How we choose to cover ourselves is, and always has been, political, social and contentious. Just days ago, a woman breastfeeding at the Victoria and Albert Museum was asked to cover up, despite being surrounded by bare breasted statues. We articulate our traditions and measure our progress relative to a perception of the past. Any corruption of that corrupts our progress in the present. A fuller picture of how women managed the intimate and public aspects of motherhood in history is a fairer base for how we treat them today. I can't ask your grandmother's great-grandma how she managed, but I can ask her clothing. Thank you. [Applause]
Though her research was based at UTS, Fisk travelled extensively throughout her PhD. Much of her work was collections based, taking place in museums where she hunted through existing dress collections for clues about 18th and 19th century maternity clothing.
She’d originally set herself a goal of looking at roughly 150 pieces, but after visiting more than 50 museums in four countries, she wound up viewing more than 300 garments, all of which reflected the realities of pregnancy and breastfeeding in this era.
“Not all of them are what I would call ‘official’ maternity wear that I can prove were 100 per cent worn by a pregnant woman, but they all contained some trace of how women dressed while they were pregnant,” she says.
“For example, there’s a particular way of constructing an informal dress from the mid-19th century that’s really easily adaptable to pregnancy, and I found a lot of them in collections as possible maternity wear.
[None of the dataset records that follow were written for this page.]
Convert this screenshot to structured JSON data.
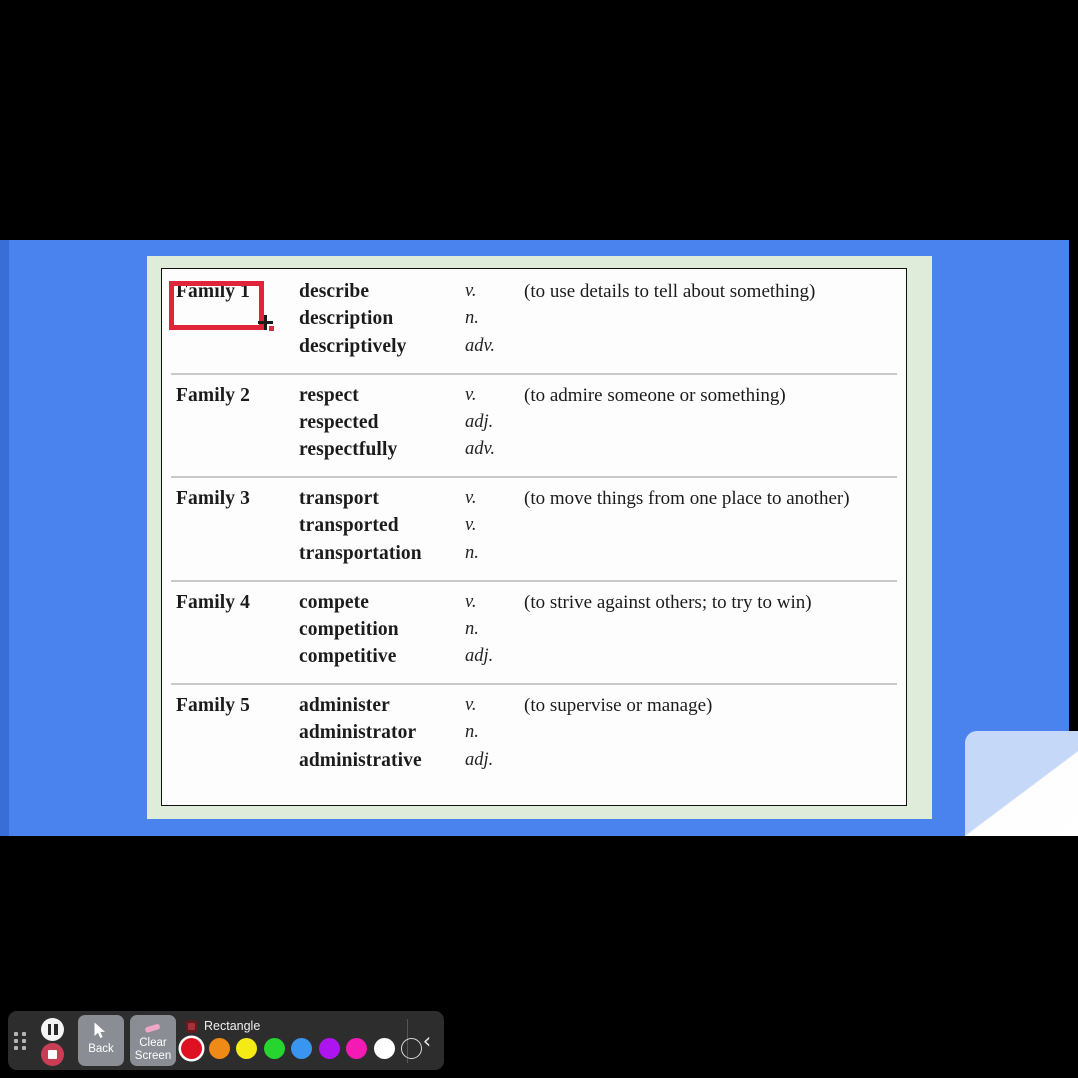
{
  "slide": {
    "background_color": "#4a82ee",
    "card_color": "#dfecda",
    "table_background": "#fdfdfd",
    "families": [
      {
        "label": "Family 1",
        "definition": "(to use details to tell about something)",
        "entries": [
          {
            "word": "describe",
            "pos": "v."
          },
          {
            "word": "description",
            "pos": "n."
          },
          {
            "word": "descriptively",
            "pos": "adv."
          }
        ]
      },
      {
        "label": "Family 2",
        "definition": "(to admire someone or something)",
        "entries": [
          {
            "word": "respect",
            "pos": "v."
          },
          {
            "word": "respected",
            "pos": "adj."
          },
          {
            "word": "respectfully",
            "pos": "adv."
          }
        ]
      },
      {
        "label": "Family 3",
        "definition": "(to move things from one place to another)",
        "entries": [
          {
            "word": "transport",
            "pos": "v."
          },
          {
            "word": "transported",
            "pos": "v."
          },
          {
            "word": "transportation",
            "pos": "n."
          }
        ]
      },
      {
        "label": "Family 4",
        "definition": "(to strive against others; to try to win)",
        "entries": [
          {
            "word": "compete",
            "pos": "v."
          },
          {
            "word": "competition",
            "pos": "n."
          },
          {
            "word": "competitive",
            "pos": "adj."
          }
        ]
      },
      {
        "label": "Family 5",
        "definition": "(to supervise or manage)",
        "entries": [
          {
            "word": "administer",
            "pos": "v."
          },
          {
            "word": "administrator",
            "pos": "n."
          },
          {
            "word": "administrative",
            "pos": "adj."
          }
        ]
      }
    ]
  },
  "annotation": {
    "shape": "rectangle",
    "stroke_color": "#e0243a",
    "target_text": "Family 1"
  },
  "toolbar": {
    "back_label": "Back",
    "clear_screen_label": "Clear\nScreen",
    "clear_screen_line1": "Clear",
    "clear_screen_line2": "Screen",
    "tool_name": "Rectangle",
    "collapse_glyph": "‹",
    "selected_color": "#dd1122",
    "colors": [
      {
        "name": "red",
        "hex": "#dd1122",
        "selected": true
      },
      {
        "name": "orange",
        "hex": "#ef8a17",
        "selected": false
      },
      {
        "name": "yellow",
        "hex": "#f3ea16",
        "selected": false
      },
      {
        "name": "green",
        "hex": "#26d62e",
        "selected": false
      },
      {
        "name": "blue",
        "hex": "#3a95f0",
        "selected": false
      },
      {
        "name": "purple",
        "hex": "#ad14ef",
        "selected": false
      },
      {
        "name": "magenta",
        "hex": "#f31bb3",
        "selected": false
      },
      {
        "name": "white",
        "hex": "#ffffff",
        "selected": false
      },
      {
        "name": "transparent",
        "hex": "transparent",
        "selected": false
      }
    ]
  }
}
“A few of those examples had modifications like laces or drawstrings at the waist of the dress that would allow it to expand around a changing figure. To my mind, it seemed likely that these were maternity garments.”
Fisk also completed archival research in libraries and record offices. At one library, she came across a collection of letters sent between two female friends; much of the content revolved around the pregnancy of one of the letter writers, including questions about maternity attire. Another letter from a staymaker – someone who made corsets and other undergarments – contained detailed information about how such things could be adapted for pregnant clients.
At the core of Fisk’s discoveries was the finding that, despite contemporary beliefs that pregnant women in bygone times were completely hidden away, the reality was that maternity fashion was alive and well long before the present day.
“Though there were some exceptions, the main thing I discovered was that any assumption that women were unilaterally concealing or ashamed or anti-fashion about their bodies wasn’t accurate, but that equally their experience varied by individual status and circumstance,” she says.
How women dress may be the literal story of her PhD, but Fisk’s findings reveal much about the realities of how these women lived, as well as how our perceptions of their lives have shaped contemporary understanding of what a pregnant woman is and how she should present herself.
This research is presenting a great body of new work about the experience of pregnancy, which is a big gap in dress historical work.
“Within the immediate field I work in, this research is presenting a great body of new work about the experience of pregnancy, which is a big gap in dress historical work,” she says.
“But outside the world of fashion history, I think it’s interesting, because it confounds a lot of people’s expectations about women in the past – it presents a more diverse, more complex picture.
“These things matter because we formulate how we do things based on a sense or perception of how things were in the past, and if they’re wrong, it creates an uneven ground for when we talk about pregnant bodies today.”